- Make certain that veterinary pharmaceuticals imported or sold in Canada follow Good Manufacturing Practices (GMPs);
- Force those who deal in pharmaceuticals from outside the country to handle them in a manner according with an Establishment License issued by Health Canada;
- Force manufacturers and importers of veterinary antimicrobials to print species-specific sales volume information;
- Create a legal alternative for manufacturers who wish to import and sell “low-risk” veterinary drugs; and
- Restrict all imports “for one’s own use” of certain drugs.
Principal among these amendments is the latter, since while Canada has stringent standards for veterinary drugs approved for sale inside its borders, a 2015 Auditor General of Canada report found farmers importing non-prescription antimicrobial drugs for use in their own animals.
Health Canada intends to catch up with the U.S. and European Union in removing any claims that antibiotics can promote growth—a key reason for their use.
Reasons for these changes are dire. The Regulatory Impact Analysis Statement issued by Health Canada bluntly says, “The overuse and misuse of antimicrobials in animals is a contributing factor to the development and spread of AMR. […] Antimicrobial-resistant infections are associated with a greater risk of death, more complex illnesses, longer hospital stays, and higher treatment costs.”
Response from the industry so far has been positive. Representatives from the National Cattle Feeders’ Association, the Canadian Meat Council, the Canadian Pork Council, Turkey Farmers of Canada, and the Canadian Cattlemen’s Association all told the Canadian Press that they are reviewing the changes, though there has been little in the way of pushback against the proposed rules.
One veterinarian advisor to the National Cattle Feeders’ Association, Dr. Joyce Van Donkersgoed, noted that her organization had been hoping to see such regulations for some time following rumors that some producers were importing antimicrobial drugs in order to try to give an edge to their products.
The Canadian government has no intentions to ban antimicrobials outright from animal feed, however.
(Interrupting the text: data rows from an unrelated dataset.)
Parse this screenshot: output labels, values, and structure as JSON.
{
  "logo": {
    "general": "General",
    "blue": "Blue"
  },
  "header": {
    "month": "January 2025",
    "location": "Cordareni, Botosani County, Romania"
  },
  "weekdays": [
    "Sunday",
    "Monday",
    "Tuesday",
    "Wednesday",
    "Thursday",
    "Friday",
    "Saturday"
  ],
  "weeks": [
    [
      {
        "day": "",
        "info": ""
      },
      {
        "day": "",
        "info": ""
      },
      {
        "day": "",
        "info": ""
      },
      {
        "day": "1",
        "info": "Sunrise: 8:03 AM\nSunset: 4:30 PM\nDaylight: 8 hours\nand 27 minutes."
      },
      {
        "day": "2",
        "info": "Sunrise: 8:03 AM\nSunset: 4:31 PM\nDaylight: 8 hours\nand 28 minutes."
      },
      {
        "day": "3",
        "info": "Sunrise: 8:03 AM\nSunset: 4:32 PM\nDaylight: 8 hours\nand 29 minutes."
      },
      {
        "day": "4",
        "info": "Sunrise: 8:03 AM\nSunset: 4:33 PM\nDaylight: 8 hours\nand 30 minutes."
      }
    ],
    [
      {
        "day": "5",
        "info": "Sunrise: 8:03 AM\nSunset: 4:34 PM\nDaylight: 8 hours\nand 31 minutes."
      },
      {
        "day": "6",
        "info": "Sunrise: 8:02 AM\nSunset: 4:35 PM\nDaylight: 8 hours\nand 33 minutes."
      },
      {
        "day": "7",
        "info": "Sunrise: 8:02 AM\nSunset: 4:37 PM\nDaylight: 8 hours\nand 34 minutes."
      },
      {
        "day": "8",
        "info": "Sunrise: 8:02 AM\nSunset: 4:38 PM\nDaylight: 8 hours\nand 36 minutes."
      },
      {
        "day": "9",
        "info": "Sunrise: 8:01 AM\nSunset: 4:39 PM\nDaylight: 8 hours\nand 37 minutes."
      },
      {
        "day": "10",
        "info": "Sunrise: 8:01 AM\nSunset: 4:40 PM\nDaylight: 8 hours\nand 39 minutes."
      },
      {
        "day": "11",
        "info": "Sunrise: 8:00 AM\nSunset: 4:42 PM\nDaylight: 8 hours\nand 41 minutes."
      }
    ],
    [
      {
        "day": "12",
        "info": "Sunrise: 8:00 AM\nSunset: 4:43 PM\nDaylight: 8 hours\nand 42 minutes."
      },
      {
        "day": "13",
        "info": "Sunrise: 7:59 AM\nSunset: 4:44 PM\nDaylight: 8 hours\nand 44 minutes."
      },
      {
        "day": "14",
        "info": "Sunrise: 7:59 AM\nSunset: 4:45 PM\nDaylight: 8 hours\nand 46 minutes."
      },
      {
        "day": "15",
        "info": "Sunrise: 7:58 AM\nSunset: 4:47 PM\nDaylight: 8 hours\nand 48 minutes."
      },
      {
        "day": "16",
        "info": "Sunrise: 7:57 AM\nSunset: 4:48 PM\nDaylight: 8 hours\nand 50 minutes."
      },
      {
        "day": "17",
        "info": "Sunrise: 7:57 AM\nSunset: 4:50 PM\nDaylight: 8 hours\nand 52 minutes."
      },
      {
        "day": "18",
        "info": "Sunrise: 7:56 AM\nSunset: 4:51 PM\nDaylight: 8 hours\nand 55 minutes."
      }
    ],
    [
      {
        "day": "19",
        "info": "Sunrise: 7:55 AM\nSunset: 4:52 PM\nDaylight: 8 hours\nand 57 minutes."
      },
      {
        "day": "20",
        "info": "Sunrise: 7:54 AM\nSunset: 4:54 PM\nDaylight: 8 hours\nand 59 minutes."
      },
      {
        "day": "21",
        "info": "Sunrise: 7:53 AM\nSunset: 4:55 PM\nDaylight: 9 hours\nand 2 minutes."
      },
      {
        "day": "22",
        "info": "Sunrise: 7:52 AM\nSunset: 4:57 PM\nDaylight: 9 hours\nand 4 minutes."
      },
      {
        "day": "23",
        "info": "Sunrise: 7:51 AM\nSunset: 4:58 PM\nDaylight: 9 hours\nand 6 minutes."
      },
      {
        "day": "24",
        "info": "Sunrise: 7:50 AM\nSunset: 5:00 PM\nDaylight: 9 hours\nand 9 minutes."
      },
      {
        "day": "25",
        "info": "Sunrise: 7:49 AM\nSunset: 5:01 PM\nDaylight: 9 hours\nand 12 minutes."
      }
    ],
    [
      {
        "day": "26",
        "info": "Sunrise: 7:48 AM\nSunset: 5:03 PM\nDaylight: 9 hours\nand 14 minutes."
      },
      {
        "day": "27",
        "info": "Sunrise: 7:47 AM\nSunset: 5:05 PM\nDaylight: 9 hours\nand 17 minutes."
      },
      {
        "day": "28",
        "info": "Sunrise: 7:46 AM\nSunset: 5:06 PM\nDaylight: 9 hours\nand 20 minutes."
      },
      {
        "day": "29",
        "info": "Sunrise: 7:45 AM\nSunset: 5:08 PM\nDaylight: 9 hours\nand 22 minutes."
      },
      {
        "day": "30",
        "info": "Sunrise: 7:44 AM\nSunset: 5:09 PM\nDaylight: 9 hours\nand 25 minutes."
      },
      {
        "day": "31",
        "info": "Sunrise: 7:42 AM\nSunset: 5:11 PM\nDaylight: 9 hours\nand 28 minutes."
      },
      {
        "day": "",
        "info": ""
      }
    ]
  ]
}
A spokesperson for Health Canada noted that antibiotics play an important role in treating and preventing diseases in food animals and, therefore, must remain available.